Web page and app entries:
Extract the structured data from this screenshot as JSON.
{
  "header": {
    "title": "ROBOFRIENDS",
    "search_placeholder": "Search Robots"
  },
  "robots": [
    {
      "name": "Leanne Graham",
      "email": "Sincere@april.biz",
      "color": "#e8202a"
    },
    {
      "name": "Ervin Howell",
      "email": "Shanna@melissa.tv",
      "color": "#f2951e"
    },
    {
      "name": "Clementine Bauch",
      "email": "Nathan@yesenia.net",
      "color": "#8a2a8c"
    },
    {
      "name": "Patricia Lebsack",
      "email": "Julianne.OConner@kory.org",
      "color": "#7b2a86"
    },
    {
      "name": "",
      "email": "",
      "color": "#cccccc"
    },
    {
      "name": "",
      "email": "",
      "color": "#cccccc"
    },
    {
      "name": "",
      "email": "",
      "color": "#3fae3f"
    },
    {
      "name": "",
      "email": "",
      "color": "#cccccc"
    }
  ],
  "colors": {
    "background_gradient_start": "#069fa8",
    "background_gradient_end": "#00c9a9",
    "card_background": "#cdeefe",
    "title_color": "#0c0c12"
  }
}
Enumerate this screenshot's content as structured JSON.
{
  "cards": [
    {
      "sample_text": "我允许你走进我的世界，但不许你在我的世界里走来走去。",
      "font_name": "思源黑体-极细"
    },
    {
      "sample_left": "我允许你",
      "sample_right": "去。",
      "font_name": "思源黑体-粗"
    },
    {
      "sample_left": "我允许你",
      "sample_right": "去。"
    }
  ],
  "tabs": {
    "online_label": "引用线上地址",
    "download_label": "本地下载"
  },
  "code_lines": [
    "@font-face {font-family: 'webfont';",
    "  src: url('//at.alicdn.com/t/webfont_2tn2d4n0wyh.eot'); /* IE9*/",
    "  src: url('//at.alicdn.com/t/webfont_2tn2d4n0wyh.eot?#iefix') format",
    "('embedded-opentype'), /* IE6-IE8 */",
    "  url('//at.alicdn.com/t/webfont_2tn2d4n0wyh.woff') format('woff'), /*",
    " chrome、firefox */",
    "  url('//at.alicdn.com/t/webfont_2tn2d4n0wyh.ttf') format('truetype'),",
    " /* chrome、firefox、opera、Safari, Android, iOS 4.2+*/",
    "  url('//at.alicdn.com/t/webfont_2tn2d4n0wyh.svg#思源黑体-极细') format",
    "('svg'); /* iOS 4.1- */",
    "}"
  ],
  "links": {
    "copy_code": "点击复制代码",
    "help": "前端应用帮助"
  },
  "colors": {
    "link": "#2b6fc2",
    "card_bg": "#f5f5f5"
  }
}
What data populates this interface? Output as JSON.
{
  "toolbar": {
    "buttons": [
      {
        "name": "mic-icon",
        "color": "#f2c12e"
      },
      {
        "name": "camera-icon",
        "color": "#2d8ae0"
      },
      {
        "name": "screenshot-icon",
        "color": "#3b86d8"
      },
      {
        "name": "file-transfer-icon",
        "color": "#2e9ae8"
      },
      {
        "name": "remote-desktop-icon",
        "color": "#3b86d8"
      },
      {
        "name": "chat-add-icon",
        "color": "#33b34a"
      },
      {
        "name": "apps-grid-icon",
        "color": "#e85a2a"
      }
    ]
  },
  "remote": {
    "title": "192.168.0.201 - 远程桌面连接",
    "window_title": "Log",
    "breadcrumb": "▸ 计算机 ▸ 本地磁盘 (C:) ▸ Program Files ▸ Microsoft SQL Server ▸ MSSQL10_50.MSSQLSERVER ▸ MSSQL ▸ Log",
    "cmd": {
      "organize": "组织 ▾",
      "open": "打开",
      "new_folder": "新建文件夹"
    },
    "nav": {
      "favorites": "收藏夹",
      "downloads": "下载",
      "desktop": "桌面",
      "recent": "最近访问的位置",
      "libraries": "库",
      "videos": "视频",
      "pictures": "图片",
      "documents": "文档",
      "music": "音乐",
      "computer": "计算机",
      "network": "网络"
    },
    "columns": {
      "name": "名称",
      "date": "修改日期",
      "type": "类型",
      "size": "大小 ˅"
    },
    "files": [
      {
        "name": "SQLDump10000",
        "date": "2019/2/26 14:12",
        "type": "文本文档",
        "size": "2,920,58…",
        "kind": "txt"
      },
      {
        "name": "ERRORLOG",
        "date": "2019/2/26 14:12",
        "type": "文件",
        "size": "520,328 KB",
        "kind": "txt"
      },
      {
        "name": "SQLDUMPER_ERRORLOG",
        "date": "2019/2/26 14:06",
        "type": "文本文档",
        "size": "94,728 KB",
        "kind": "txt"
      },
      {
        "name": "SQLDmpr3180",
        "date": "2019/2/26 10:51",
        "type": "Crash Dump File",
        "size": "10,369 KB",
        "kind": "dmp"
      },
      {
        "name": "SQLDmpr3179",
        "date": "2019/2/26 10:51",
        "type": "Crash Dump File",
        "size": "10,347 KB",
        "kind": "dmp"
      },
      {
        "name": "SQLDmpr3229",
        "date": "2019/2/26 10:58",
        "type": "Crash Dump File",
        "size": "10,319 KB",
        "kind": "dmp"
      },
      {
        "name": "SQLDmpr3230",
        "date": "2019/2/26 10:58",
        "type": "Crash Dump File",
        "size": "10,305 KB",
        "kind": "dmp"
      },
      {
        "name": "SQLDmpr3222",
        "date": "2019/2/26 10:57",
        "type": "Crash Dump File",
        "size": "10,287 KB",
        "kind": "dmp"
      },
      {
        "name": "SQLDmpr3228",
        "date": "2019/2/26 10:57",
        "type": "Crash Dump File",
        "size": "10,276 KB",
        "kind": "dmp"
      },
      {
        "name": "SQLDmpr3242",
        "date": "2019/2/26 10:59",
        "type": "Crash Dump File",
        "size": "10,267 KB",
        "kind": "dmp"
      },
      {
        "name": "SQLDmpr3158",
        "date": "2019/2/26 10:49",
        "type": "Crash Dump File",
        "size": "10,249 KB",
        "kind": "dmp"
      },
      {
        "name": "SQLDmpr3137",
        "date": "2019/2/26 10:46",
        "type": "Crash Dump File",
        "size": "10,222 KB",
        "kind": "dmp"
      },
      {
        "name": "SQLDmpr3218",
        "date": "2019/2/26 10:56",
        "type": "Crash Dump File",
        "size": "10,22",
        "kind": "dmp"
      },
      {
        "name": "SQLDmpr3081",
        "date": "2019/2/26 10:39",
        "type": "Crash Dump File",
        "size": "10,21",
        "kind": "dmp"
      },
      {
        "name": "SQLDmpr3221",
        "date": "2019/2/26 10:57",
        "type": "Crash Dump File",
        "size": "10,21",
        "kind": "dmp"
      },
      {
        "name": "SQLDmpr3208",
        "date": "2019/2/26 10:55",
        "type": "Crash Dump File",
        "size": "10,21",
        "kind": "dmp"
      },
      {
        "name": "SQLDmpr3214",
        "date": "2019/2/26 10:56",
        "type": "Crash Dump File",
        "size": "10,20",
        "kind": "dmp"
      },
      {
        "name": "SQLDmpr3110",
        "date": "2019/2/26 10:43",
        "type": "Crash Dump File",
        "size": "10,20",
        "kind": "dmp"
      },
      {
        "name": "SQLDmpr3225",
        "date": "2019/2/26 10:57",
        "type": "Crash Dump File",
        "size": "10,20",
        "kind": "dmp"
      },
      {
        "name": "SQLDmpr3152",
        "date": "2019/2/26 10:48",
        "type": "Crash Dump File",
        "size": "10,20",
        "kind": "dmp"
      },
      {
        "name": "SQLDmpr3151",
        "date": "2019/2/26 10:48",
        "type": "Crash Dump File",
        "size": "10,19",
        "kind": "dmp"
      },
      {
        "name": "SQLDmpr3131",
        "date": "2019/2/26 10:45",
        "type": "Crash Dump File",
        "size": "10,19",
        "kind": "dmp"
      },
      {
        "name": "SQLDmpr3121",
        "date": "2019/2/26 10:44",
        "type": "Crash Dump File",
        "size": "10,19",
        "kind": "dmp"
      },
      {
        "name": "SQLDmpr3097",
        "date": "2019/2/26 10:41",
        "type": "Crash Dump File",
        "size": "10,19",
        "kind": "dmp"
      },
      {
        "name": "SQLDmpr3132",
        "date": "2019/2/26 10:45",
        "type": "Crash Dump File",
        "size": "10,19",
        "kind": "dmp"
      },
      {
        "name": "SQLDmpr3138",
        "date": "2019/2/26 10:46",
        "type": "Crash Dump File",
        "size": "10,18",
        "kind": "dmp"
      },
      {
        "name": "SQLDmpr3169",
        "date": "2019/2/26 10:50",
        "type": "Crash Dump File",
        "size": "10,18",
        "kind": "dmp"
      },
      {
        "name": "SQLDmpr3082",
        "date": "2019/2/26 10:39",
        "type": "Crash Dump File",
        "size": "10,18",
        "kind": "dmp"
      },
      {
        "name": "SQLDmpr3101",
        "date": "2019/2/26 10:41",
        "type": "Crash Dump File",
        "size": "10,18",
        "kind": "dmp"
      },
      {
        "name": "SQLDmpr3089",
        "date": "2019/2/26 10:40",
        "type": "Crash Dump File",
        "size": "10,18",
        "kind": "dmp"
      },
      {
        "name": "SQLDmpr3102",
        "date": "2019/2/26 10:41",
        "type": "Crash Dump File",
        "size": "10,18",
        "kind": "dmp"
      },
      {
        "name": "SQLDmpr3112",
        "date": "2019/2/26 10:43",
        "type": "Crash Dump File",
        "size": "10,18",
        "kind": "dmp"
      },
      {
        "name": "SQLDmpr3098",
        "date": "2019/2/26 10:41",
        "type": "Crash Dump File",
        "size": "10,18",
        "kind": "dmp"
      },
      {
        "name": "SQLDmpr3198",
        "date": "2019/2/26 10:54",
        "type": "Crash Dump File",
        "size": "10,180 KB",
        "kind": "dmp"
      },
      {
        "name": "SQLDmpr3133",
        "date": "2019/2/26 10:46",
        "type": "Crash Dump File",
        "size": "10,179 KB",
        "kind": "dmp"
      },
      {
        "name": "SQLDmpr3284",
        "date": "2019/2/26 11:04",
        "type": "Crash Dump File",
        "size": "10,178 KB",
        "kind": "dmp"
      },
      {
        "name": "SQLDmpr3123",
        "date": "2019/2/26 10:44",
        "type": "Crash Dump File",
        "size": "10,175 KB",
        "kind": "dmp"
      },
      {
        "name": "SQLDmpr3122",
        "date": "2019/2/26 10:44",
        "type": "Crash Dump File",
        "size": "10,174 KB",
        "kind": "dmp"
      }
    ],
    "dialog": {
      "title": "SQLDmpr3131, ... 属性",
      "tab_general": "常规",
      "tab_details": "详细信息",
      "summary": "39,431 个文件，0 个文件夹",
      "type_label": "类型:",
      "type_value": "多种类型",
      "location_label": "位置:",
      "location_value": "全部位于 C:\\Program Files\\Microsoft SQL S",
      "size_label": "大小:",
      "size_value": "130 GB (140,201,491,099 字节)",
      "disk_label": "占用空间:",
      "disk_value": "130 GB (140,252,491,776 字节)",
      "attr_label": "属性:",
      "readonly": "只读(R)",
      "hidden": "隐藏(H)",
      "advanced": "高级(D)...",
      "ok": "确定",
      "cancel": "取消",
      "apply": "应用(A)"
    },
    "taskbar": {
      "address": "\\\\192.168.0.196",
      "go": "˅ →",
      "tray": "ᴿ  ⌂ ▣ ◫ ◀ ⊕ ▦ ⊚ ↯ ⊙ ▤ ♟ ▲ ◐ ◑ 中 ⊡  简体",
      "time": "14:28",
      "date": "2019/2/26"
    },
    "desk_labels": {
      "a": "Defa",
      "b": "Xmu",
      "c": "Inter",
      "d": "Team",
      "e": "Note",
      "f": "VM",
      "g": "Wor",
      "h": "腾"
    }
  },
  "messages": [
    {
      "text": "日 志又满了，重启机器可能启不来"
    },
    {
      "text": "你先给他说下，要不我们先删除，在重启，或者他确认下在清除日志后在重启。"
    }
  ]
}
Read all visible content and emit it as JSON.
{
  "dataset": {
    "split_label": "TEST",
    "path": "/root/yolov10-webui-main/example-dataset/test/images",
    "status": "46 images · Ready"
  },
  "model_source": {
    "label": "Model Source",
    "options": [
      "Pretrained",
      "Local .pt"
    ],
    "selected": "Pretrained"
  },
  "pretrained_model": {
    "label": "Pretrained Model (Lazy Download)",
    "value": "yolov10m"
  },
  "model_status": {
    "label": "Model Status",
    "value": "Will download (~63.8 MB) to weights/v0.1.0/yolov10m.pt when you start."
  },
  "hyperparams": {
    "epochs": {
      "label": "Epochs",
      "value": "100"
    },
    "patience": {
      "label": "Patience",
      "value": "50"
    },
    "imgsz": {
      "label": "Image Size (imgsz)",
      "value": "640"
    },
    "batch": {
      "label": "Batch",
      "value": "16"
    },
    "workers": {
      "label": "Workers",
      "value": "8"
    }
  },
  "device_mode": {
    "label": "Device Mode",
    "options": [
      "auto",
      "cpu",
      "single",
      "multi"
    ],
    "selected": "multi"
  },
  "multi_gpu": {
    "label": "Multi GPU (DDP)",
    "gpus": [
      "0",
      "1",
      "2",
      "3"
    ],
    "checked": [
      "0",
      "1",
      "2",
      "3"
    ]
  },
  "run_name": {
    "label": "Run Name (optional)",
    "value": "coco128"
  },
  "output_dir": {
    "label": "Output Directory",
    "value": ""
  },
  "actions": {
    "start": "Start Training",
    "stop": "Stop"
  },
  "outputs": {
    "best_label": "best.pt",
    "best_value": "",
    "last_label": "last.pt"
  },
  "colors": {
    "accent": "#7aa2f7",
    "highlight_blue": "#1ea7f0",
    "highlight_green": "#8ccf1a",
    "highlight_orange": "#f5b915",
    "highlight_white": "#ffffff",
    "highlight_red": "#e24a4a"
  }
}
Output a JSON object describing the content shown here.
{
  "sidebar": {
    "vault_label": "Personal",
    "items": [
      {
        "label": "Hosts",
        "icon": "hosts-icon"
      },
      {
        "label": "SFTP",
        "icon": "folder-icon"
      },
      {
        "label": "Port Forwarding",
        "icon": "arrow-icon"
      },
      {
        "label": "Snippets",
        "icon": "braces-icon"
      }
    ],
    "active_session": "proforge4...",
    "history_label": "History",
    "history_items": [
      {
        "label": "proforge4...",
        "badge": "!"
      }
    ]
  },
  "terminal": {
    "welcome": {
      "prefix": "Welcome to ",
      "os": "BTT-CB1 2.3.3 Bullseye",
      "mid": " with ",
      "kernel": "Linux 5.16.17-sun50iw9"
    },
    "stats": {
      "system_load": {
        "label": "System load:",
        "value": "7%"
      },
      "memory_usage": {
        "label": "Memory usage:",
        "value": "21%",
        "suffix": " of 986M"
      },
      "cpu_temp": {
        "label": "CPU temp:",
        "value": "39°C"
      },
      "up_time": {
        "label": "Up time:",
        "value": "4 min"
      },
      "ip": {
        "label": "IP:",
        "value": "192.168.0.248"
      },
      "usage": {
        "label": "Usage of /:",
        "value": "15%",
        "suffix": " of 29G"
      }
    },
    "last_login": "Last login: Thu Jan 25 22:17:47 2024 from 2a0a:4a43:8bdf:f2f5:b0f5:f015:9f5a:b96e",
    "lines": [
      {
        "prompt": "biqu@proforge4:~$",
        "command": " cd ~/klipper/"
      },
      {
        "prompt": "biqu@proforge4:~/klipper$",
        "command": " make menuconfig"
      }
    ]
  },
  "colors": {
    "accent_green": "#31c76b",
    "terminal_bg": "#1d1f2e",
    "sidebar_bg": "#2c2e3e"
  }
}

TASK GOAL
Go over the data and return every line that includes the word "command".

RESPONSE
        "command": " cd ~/klipper/"
        "command": " make menuconfig"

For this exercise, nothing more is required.